The stomach has a variety of protectant factors against the effects of gastric acid, but when the stomach is empty, the horse's ability to withstand the effects of gastric acid can be overwhelmed. If gastric ulceration becomes severe, the erosions may begin to bleed. Horses can eventually become anemic and low in protein due to losses through the gastric ulcers.

The use of certain anti-inflammatory drugs (such as phenylbutazone ('Bute') or flunixin meglumine (Banamine™) can also induce gastric ulcers in horses.

What to Watch For


Your veterinarian will take a thorough history to try to identify any risk factors that may have contributed to your horse developing gastric ulceration. In addition, the following may also be necessary:


If your horse has gastric ulceration, your veterinarian will choose to treat with one of a variety of drugs that decrease the acidity of the stomach. He or she will be able to make dietary and training recommendations.

Home Care

It is important to follow all the instructions given by your veterinarian concerning length and frequency of administration of drugs. Make sure that your horse actually consumes the medications recommended by your veterinarian; it won't help if medications are left in a little pile in the bottom of the feed tub. For some picky eaters, it may be necessary to mix the medication with molasses or applesauce, and syringe it into the mouth.

It is important to monitor your horse's appetite, manure production, and attitude. Most horses will require a high roughage diet and plenty of turnout for best resolution of gastric ulceration.

Preventative Care

Horses that have constant access to turnout and roughage in the form of hay or pasture, and horses that are not in training, rarely develop gastric ulceration.

Probably, the best prevention for gastric ulceration is to mimic, as best as possible, the life of a horse at free range. This translates into frequent small meals, a preponderance of roughage in the diet, and plenty of turnout.

Gastric ulceration in horses occurs when acid production overwhelms the protective factors. Unlike the situation in humans, there is no evidence at this point that there is a bacterial cause of gastric ulceration in horses.

Acid production may overwhelm the stomach for various reasons, including:

How do NSAIDs cause gastric ulceration?

What are the signs of gastric ulceration in the horse?

Signs of gastric ulceration can be quite hard to pinpoint in horses. Imagine if you couldn't use words to describe how you feel when you have heartburn – you would have to use body language to try to explain the problem. That body language might include lying down more frequently because you're in pain, but then you'd get up again because lying down can make the pain worse. You wouldn't want to eat the foods that you previously enjoyed (even though that might have been a cheeseburger and fries!). You might start to eat, and then stop, because eating makes the pain worse. If you stopped eating the things that are good for you, you might start to lose the gloss in you hair, or become too thin, because you are no longer getting the nutrients that you need. If the pain became intense, you might groan, and hold your abdomen. Well, horses do many of these things, and more.

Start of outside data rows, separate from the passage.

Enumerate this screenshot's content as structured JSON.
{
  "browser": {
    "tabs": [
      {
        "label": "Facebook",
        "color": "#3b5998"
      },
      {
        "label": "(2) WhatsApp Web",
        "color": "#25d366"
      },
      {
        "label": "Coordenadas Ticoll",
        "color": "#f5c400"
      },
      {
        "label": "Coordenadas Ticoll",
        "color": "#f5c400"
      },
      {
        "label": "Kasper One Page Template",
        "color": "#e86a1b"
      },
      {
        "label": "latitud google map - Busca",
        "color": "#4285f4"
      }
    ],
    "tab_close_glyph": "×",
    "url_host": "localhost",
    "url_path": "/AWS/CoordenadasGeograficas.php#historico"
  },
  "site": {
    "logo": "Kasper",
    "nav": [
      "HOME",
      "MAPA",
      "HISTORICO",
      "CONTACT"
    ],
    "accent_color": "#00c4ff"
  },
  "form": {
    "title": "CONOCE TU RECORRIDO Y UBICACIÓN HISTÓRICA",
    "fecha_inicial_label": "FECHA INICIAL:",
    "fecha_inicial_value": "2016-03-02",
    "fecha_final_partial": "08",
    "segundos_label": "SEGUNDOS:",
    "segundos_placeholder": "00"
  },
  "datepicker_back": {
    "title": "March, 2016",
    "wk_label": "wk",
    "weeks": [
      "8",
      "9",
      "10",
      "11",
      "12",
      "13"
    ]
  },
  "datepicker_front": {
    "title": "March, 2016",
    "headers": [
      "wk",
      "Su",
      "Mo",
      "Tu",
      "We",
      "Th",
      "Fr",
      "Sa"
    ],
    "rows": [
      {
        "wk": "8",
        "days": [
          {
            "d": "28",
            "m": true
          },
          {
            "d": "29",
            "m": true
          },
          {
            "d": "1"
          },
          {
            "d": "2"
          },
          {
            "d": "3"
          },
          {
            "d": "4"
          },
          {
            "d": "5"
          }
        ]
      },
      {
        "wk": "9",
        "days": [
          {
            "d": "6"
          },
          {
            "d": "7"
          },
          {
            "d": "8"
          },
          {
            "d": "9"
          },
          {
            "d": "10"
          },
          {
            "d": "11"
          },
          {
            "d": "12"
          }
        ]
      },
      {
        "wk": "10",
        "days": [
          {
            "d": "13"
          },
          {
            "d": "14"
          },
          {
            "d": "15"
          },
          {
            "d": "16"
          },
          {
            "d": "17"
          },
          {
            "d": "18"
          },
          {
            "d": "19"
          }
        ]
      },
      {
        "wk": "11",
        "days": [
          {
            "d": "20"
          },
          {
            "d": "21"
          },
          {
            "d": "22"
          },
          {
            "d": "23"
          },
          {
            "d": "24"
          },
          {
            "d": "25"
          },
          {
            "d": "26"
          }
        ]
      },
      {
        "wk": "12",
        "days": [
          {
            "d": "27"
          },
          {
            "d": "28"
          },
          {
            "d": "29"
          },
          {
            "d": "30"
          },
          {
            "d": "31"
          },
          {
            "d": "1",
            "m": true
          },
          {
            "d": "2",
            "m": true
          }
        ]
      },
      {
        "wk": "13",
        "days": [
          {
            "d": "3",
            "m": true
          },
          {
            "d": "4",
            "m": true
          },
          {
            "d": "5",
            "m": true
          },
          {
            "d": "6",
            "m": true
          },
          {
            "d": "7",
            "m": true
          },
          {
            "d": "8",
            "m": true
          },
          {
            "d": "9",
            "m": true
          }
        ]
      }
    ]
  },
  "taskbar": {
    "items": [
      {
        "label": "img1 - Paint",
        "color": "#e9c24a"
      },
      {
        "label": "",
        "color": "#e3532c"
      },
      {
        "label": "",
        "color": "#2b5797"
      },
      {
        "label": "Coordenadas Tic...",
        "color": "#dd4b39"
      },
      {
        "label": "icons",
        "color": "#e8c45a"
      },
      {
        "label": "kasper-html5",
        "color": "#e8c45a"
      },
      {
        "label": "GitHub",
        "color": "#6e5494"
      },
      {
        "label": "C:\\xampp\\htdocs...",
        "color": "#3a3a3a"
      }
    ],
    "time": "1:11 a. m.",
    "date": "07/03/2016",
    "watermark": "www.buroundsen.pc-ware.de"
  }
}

The most common signs of gastric ulceration in horses include:

The goal of treatment is to decrease the level of acidity in the stomach in order to allow the horse's natural healing processes to mend the ulcers. There are several ways to achieve this goal: all of them center around addressing the situation that allowed your horse to develop gastric ulceration in the first place. The way that you and your veterinarian choose to treat gastric ulceration will usually depend on your schedule as well as your ability to change your horse's environment.


Most horses do require some drug therapy in order to successfully treat gastric ulcers. Drugs designed to treat gastric ulcers may decrease the amount of acid produced by the stomach, physically coat the stomach to prevent the acid from wreaking havoc or buffer the acid in the stomach.

Drugs that decrease the amount of acid produced by the stomach

Drugs that buffer acid